◆ **Task requirements**: Show all lines from the material that carry the word "mode".

◆ **Dataset records**:
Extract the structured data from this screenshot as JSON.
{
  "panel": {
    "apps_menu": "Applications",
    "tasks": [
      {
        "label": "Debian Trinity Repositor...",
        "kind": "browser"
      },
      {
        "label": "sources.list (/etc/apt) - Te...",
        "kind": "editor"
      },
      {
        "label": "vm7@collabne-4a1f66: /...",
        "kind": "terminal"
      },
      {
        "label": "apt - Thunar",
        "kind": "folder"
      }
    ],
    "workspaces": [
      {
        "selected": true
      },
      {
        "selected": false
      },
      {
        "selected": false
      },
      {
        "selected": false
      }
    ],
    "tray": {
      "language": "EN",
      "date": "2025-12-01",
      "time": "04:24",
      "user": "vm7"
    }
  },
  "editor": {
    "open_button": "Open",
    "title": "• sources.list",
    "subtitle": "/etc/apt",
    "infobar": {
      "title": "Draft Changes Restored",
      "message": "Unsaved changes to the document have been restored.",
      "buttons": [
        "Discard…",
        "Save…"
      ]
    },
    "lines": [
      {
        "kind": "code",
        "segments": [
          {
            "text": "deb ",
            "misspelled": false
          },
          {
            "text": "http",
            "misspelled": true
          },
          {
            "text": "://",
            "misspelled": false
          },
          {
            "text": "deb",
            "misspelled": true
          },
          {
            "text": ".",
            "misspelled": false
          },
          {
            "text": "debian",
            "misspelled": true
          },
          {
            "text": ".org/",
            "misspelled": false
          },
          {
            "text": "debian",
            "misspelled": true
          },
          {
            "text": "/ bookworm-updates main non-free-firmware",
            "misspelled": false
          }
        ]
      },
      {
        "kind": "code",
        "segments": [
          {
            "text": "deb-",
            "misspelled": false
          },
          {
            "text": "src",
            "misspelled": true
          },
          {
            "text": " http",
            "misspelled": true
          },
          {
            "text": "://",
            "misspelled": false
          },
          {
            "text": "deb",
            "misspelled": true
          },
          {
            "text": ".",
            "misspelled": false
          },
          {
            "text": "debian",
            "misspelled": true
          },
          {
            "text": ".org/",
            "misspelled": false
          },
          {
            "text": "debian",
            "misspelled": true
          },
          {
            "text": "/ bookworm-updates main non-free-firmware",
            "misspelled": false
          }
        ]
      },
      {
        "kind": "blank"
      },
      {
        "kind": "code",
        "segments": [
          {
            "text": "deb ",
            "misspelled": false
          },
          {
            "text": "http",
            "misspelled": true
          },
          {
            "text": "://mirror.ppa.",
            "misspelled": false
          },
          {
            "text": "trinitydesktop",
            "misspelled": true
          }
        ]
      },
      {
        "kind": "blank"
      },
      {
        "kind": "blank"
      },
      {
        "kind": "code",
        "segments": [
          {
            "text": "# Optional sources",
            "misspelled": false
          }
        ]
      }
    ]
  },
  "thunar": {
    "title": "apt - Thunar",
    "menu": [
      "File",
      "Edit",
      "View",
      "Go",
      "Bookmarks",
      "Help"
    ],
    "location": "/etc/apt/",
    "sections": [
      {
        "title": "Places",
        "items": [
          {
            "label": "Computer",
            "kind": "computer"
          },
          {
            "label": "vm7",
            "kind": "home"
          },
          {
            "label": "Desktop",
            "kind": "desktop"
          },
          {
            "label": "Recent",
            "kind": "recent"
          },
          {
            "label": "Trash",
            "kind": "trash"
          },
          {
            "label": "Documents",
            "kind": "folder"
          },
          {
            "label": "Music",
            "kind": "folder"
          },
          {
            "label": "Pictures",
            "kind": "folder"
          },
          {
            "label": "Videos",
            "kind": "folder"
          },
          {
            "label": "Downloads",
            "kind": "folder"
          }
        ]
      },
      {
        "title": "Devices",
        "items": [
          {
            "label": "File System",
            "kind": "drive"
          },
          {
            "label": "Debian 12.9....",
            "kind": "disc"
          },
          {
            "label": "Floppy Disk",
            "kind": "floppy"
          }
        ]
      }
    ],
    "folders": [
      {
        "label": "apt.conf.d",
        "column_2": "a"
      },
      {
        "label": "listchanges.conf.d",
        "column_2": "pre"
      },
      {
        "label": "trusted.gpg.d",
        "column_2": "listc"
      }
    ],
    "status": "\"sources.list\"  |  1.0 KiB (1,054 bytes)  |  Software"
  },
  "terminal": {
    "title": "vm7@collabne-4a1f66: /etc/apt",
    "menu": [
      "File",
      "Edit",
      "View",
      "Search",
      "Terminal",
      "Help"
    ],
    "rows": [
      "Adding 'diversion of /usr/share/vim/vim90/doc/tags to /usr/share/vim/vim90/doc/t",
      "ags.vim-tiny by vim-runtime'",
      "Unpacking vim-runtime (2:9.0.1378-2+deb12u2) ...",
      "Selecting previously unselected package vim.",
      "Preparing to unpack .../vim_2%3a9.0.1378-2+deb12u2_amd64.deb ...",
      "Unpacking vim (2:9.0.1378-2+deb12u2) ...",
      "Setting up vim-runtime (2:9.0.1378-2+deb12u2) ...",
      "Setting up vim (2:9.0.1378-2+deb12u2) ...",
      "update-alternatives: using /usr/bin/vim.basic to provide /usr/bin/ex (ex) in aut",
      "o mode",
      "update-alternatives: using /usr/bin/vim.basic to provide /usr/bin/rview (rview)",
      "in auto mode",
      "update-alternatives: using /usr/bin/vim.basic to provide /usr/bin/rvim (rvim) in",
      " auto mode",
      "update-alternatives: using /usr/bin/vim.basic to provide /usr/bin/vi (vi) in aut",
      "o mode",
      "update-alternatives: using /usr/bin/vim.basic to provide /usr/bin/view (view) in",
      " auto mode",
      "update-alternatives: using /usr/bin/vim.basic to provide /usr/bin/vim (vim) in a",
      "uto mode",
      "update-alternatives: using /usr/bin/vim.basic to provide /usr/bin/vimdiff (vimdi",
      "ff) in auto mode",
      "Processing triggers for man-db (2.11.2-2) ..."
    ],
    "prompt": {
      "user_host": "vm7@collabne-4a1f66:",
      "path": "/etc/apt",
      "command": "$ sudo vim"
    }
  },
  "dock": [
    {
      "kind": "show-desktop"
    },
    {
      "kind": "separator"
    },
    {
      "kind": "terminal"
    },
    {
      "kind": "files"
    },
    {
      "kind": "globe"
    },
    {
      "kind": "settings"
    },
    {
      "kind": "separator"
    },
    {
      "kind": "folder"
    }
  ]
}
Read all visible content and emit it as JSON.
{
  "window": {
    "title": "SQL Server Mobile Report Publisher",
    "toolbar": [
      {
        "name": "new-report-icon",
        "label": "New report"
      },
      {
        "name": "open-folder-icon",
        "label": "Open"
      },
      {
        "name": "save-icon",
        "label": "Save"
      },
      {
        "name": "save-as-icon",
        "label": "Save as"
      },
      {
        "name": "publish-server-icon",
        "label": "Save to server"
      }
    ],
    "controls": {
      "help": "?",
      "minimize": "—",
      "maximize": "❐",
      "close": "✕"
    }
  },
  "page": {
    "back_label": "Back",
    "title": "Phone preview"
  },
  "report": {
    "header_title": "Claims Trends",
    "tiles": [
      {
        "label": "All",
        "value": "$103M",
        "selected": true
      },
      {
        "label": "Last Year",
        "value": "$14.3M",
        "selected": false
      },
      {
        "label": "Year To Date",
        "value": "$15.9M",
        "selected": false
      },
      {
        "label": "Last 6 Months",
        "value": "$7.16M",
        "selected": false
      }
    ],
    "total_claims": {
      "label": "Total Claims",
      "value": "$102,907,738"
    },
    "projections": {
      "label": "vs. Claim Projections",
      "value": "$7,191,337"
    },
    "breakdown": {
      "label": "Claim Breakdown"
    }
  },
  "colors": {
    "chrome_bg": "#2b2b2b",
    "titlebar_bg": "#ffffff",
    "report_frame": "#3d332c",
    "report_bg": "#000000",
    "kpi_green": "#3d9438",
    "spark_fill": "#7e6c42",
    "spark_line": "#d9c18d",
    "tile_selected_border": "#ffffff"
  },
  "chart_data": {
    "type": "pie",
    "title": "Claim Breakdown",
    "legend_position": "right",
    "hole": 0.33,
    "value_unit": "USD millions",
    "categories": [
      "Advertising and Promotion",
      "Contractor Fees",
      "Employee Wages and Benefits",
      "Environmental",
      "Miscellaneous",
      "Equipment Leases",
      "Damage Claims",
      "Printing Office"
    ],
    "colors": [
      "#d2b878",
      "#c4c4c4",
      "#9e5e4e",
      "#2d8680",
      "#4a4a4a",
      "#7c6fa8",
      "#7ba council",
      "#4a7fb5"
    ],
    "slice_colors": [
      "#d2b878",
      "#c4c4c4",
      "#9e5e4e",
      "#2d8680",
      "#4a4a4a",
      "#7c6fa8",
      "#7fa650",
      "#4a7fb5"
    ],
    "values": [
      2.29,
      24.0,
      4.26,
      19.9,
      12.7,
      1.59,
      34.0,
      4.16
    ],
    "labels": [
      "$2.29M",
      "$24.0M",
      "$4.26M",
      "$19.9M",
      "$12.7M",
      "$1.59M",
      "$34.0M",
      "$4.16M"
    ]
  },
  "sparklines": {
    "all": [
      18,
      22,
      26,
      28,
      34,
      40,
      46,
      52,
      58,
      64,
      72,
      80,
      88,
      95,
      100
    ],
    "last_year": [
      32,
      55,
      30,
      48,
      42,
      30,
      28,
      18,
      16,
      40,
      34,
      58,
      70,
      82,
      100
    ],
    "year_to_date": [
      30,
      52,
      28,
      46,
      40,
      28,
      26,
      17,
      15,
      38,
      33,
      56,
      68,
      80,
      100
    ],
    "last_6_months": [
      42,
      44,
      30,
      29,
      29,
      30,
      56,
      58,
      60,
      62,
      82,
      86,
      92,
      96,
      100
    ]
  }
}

◆ **Exercise result**:
      "o mode",
      "in auto mode",
      " auto mode",
      "o mode",
      " auto mode",
      "uto mode",
      "ff) in auto mode",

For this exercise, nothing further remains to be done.